I suspect that most of us do this all the time; for everyday beliefs. For example, I believe that the rain that has been falling off-and-on over the past couple of days is nearly finished. I am not sure of it, but I think it more likely than not. If pressed I'd say something like I'm 90% sure that there is less rain to come in the next 48 hours than there has been in the past 48 hours. This opinion is based on what I know of the Bureau of Meteorology's weather forecast and the impression I have built up over the years on the accuracy of those weather forecasts.
How firmly a belief is held should depend on how much evidence there is for that belief and how much reliance can be placed in that evidence. A belief that is held in spite of not being supported by any valid evidence is a superstition.
I know of no evidence that I could rely on that supports the existence of
a god or gods.
Religious fundamentalists – like those in the USA who claim that
'Creation Science' or 'Intelligent Design' is just as valid scientifically
as the truly scientific study of evolution – would corrupt science and
ban all those fields that they felt might lead to conclusions that didn't
suit their preconceptions, if they had the power.
Isn't there a contradiction here? Are we to believe that, no matter whether
you live an exemplary life or not, you must believe in God and believe
that redemption can only be achieved 'through Jesus' (whatever that means)
or your loving God will torture you for all eternity?
I have written more on religions and other superstitions in Ramblings on religion.
On this site...A list of pages relating to religion and similar subjects

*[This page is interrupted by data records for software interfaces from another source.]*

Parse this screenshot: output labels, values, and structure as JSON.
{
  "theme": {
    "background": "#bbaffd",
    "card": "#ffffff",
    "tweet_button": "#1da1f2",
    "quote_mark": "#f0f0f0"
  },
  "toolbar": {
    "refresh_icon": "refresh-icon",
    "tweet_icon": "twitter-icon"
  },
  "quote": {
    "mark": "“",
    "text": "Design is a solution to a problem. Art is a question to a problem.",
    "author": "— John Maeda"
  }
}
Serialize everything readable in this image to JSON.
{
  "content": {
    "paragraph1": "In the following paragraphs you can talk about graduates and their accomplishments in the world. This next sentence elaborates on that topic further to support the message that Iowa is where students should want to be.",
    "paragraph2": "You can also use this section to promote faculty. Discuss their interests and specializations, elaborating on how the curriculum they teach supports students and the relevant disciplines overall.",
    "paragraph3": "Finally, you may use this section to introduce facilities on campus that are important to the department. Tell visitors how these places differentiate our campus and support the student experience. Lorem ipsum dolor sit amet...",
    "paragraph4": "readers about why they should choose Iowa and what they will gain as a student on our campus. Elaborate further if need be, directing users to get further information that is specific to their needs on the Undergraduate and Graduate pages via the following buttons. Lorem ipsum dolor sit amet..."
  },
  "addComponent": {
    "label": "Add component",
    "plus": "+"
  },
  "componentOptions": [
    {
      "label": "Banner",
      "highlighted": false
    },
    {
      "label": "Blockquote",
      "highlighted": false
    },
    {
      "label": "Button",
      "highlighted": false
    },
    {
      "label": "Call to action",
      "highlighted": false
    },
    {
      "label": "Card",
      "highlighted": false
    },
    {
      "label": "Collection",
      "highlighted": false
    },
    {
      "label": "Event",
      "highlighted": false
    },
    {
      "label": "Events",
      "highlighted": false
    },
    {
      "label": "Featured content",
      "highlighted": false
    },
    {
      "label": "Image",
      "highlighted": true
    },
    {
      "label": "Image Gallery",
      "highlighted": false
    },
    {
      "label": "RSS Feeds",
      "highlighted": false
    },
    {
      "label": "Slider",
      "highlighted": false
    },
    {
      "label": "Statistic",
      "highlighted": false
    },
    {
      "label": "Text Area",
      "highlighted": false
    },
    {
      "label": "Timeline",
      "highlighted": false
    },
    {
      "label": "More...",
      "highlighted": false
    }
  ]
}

On external sites...If your mind is sufficiently open to want to read more rational arguments about whether God is real, look at Why won't God heal amputees?.
On this page...